Posted by marvin-hansen:
When working on large datasets, query & analytics becomes an apparent pain point.
What you wanted to do
On another graph DB, query performance bogged down quite early. On DGraph, the performance was roughly 10x better, but still not exactly great mainly due to CPU bound operations.
What you actually did
Data sampling. Essentially, I sampled a smaller dataset, did my queries & data pre-processing, and once the end of the line was reached, let it run on the full dataset.
Why that wasn’t great, with examples
Data sampling comes with multiple issues:
- You can sample for distribution similarity or for variance similarity, but not both.
- On complex data, you lose a lot of data resolution so your sample isn’t very representative
- You aren’t escaping the re-run pain, you just kicking it further down the road.
- Sampling time data isn’t particularly useful due to shifting properties so you end up with sliding window sampling on a sub-set, but that means you are back to square one.
- On graph data, sub-graphs usually represent only a sub-set of the main-graph, but most useful graph algorithms would actually need the complete graph to deliver useful results. That, however, usually takes a couple of hours
What would be a truly great way to solve this?
GPU accelerated queries & analytic functions as these are up 1000X faster than CPU based queries.
BrytlytDB crunches 1.1. billion data (500GB) between 0.005(!) and 0.188 seconds on a 5 node IBM cluster equipped with 20 Nvidia P100 GPUs.
MapD (now OmniSciDB) does the same task slightly slower but still under 1 second with 8 Pascal Titan X cards.
Both are about 250X faster than Postgres means GPU accelerated queries deliver very real performance gains. To the best of my knowledge, this is enough speedup to run complex queries and analytic tasks on a full dataset and a complete graph.
However, Blazegraph one of the very few available GPU accelerated graph database was acquired by
Amazon and it said to be the foundation for Amazon Neptune.

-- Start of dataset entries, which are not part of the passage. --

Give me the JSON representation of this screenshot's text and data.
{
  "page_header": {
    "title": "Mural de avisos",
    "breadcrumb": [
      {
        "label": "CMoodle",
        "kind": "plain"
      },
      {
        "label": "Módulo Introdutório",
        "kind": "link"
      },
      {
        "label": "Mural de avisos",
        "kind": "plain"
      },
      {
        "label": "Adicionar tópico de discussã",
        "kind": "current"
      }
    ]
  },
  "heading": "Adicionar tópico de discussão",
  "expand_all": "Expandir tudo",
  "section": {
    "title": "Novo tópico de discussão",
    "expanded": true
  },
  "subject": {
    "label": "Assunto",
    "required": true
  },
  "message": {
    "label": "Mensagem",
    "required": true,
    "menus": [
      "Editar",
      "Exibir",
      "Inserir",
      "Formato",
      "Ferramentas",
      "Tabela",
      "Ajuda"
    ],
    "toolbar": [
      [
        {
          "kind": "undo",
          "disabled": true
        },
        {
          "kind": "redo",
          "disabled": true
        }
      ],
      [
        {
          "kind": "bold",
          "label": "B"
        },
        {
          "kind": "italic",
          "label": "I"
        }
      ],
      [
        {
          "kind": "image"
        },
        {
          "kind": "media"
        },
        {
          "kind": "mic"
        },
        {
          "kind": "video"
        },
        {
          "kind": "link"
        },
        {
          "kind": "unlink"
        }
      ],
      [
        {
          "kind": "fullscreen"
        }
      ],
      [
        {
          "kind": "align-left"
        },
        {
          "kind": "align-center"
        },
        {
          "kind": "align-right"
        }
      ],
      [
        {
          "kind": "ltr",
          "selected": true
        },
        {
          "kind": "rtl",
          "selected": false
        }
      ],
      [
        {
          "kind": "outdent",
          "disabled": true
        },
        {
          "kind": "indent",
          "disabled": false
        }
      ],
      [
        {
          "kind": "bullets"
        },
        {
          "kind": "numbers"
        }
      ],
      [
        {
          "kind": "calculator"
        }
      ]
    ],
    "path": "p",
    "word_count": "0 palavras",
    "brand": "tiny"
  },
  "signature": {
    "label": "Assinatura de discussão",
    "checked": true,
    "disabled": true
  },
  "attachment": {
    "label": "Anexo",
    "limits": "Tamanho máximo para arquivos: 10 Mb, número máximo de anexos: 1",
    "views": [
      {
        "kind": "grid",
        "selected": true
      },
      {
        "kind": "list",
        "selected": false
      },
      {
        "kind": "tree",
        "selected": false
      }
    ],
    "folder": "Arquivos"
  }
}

For graphs, a multi-GPU solution is about 700-1800X faster than CPU on analytics and, on average, on selected queries 156X faster than the non-GPU version. This means that you can realize 150X performance improvement for your existing graph database just by adding a GPU. With the reasonably priced T4 GPU offered by all leading cloud providers, affordable hardware is certainly given. Considering the expected performance bump with the upcoming Turing / GeForce 30X series, even consumer GPU’s should deliver massive GPU acceleration.

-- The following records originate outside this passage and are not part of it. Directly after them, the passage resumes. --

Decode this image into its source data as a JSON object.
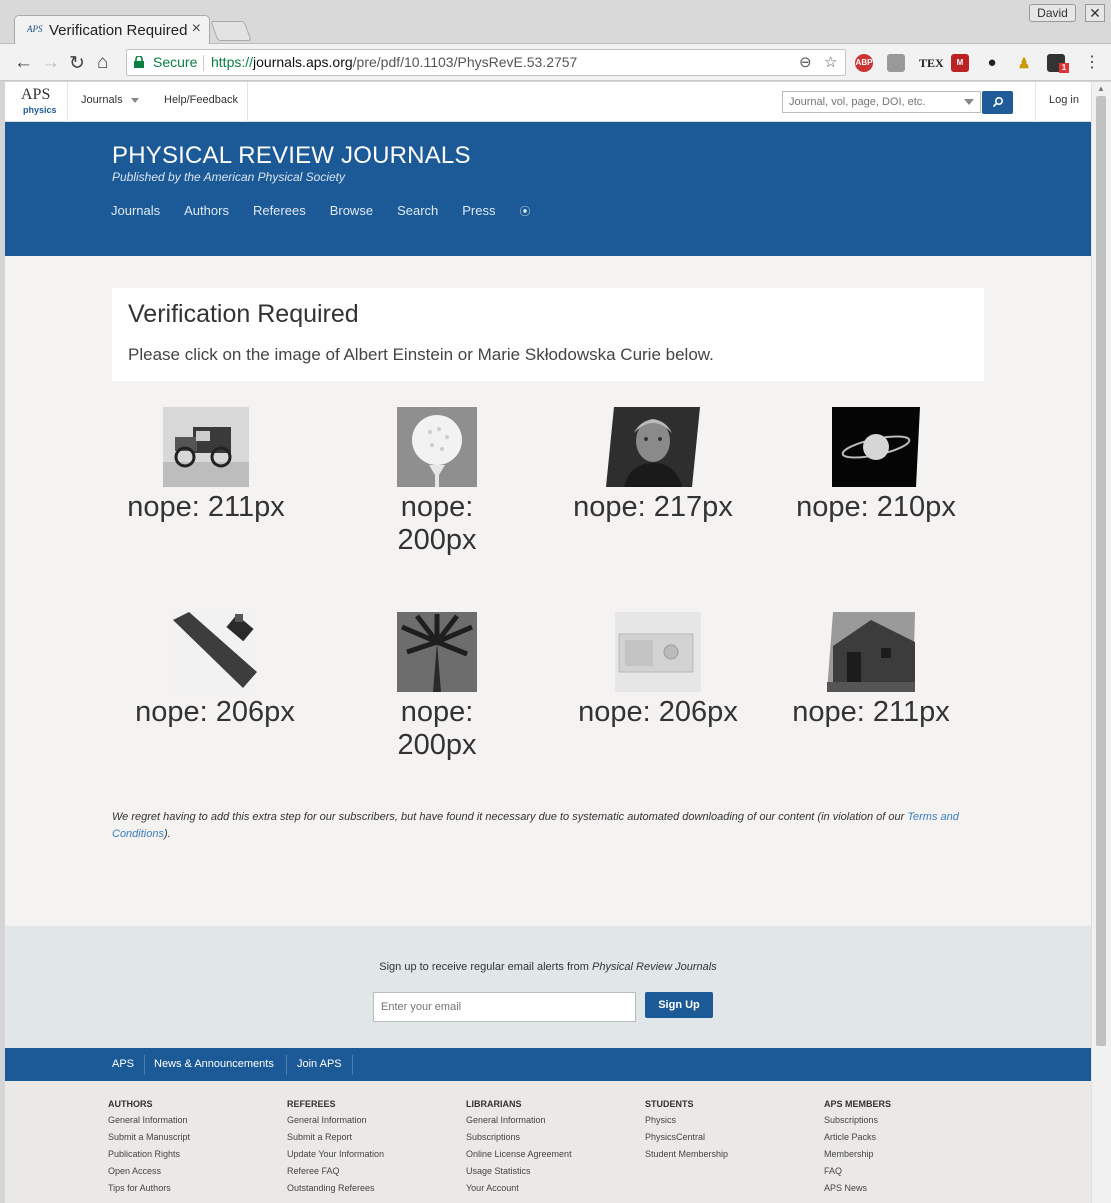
{
  "browser": {
    "tab_title": "Verification Required",
    "tab_favicon": "APS",
    "profile": "David",
    "close": "✕",
    "secure": "Secure",
    "url_scheme": "https://",
    "url_host": "journals.aps.org",
    "url_path": "/pre/pdf/10.1103/PhysRevE.53.2757",
    "ext_abp": "ABP",
    "ext_badge": "1"
  },
  "aps": {
    "logo_text": "APS",
    "logo_sub": "physics",
    "journals": "Journals",
    "help": "Help/Feedback",
    "search_placeholder": "Journal, vol, page, DOI, etc.",
    "login": "Log in"
  },
  "hero": {
    "title": "PHYSICAL REVIEW JOURNALS",
    "subtitle": "Published by the American Physical Society",
    "nav": [
      "Journals",
      "Authors",
      "Referees",
      "Browse",
      "Search",
      "Press"
    ]
  },
  "verify": {
    "title": "Verification Required",
    "instruction": "Please click on the image of Albert Einstein or Marie Skłodowska Curie below."
  },
  "captcha": [
    {
      "label": "nope: 211px",
      "subject": "vintage-car"
    },
    {
      "label": "nope: 200px",
      "subject": "golf-ball"
    },
    {
      "label": "nope: 217px",
      "subject": "marie-curie-portrait"
    },
    {
      "label": "nope: 210px",
      "subject": "saturn"
    },
    {
      "label": "nope: 206px",
      "subject": "pipe-wrench"
    },
    {
      "label": "nope: 200px",
      "subject": "palm-tree"
    },
    {
      "label": "nope: 206px",
      "subject": "vintage-radio"
    },
    {
      "label": "nope: 211px",
      "subject": "old-barn"
    }
  ],
  "notice": {
    "text": "We regret having to add this extra step for our subscribers, but have found it necessary due to systematic automated downloading of our content (in violation of our ",
    "link": "Terms and Conditions",
    "end": ")."
  },
  "signup": {
    "text": "Sign up to receive regular email alerts from ",
    "text_em": "Physical Review Journals",
    "placeholder": "Enter your email",
    "button": "Sign Up"
  },
  "footer_bar": [
    "APS",
    "News & Announcements",
    "Join APS"
  ],
  "footer_columns": [
    {
      "title": "AUTHORS",
      "items": [
        "General Information",
        "Submit a Manuscript",
        "Publication Rights",
        "Open Access",
        "Tips for Authors"
      ]
    },
    {
      "title": "REFEREES",
      "items": [
        "General Information",
        "Submit a Report",
        "Update Your Information",
        "Referee FAQ",
        "Outstanding Referees"
      ]
    },
    {
      "title": "LIBRARIANS",
      "items": [
        "General Information",
        "Subscriptions",
        "Online License Agreement",
        "Usage Statistics",
        "Your Account"
      ]
    },
    {
      "title": "STUDENTS",
      "items": [
        "Physics",
        "PhysicsCentral",
        "Student Membership"
      ]
    },
    {
      "title": "APS MEMBERS",
      "items": [
        "Subscriptions",
        "Article Packs",
        "Membership",
        "FAQ",
        "APS News"
      ]
    }
  ]
}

This kind of massive performance gains would be an excellent addition to the Enterprise edition.
Any external references to support your case
MapD / OmniSciDB
Graphs on GPU’s
Blazegraph GPU accelerated Graph DB